from the welcome-to-the-world-of-entitlement dept
Either way, though, Clay Shirky recently brought up a point that touches on the psychology associated with externalities. He was talking about the silliness of Mannie Garcia claiming copyright on Shepard Fairey's iconic poster, and noted that people seem to view externalities quite differently, depending on how they impact them. For example, nearly the entire benefit of the photo that is being fought over was added by Fairey. That is, the only reason that the photo has any significant value these days is because of Fairey's poster. It's an externality from the poster. And yet, rather than recognizing that it has received a free benefit, both the AP and Garcia want to demand money from Fairey for causing the externality.
But, at the same time, the AP of course has no trouble profiting off the externalities of others. The fact that people make news that allows the AP to report on it, is an externality. The fact that tons of people are willing to talk to reporters and give them quotes and educate them is an externality. The fact that the AP learns about some stories from other news sources or researchers its stories via Google or any internet technology is an externality. And it has no problem benefiting from every one of those externalities, and would be quite upset at the thought that someone would come back later and try to charge them for it.
And, yet, when it comes to the other direction, suddenly the AP says that no one else might benefit from externalities. Only it may benefit from externalities.
Of course, this is not just limited to the AP. It's a common psychological problem when it comes to externalities. Look at almost any dispute that's being caused by the modern internet and you can find someone who's upset about some externality not being "fair." We see it with the blame being put by the entertainment industry on "piracy." We see it with the blame being placed on aggregators and Craigslist by newspapers. We see it in trademark, copyright and patent disputes. And it's always psychological. Recent behavioral economics studies have shown that rationality gets tossed out the window the second someone thinks that someone else is benefiting too much. Even if you would benefit more yourself, seeing someone else apparently benefit more seems unfair.

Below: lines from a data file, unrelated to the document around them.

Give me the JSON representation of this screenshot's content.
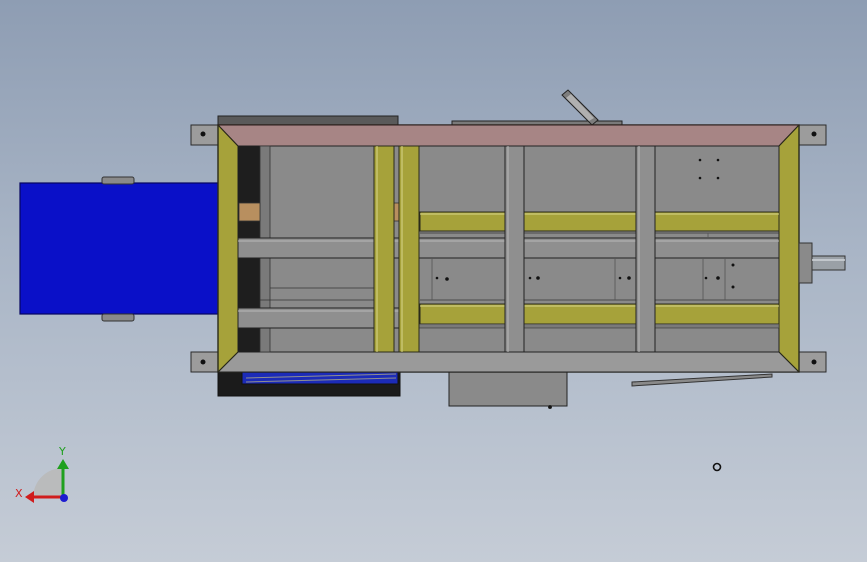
{
  "viewport": {
    "background_top": "#8e9db3",
    "background_bottom": "#c5ccd6"
  },
  "model": {
    "frame_color": "#a6a23a",
    "top_rail_color": "#a78585",
    "panel_color": "#8a8a8a",
    "crossbar_color": "#8f8f8f",
    "motor_color": "#0a10c8",
    "shaft_color": "#9aa0a6"
  },
  "triad": {
    "x_label": "X",
    "y_label": "Y",
    "x_color": "#d01c1c",
    "y_color": "#1fa01f",
    "z_color": "#1c1cd0"
  }
}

This thinking is both pervasive and dangerous -- even if it's natural. It leads to a destruction of value (or, at the very least, a hindrance of it). It focuses on pulling others down, rather than looking at how we can all, individually, be better off. Both Mannie Garcia and the AP benefited greatly from Shepard Fairey's externalities. But because they feel he benefited too much, they want to sue him. And all that does is prevent them from benefiting from similar externalities in the future. The same is true in pretty much every industry that we talk about. It's as if people don't realize how much they benefit from externalities. They assume that benefiting themselves is "normal." But the second anyone else benefits, it's "theft" or a massive problem that needs intervention. And that's a problem.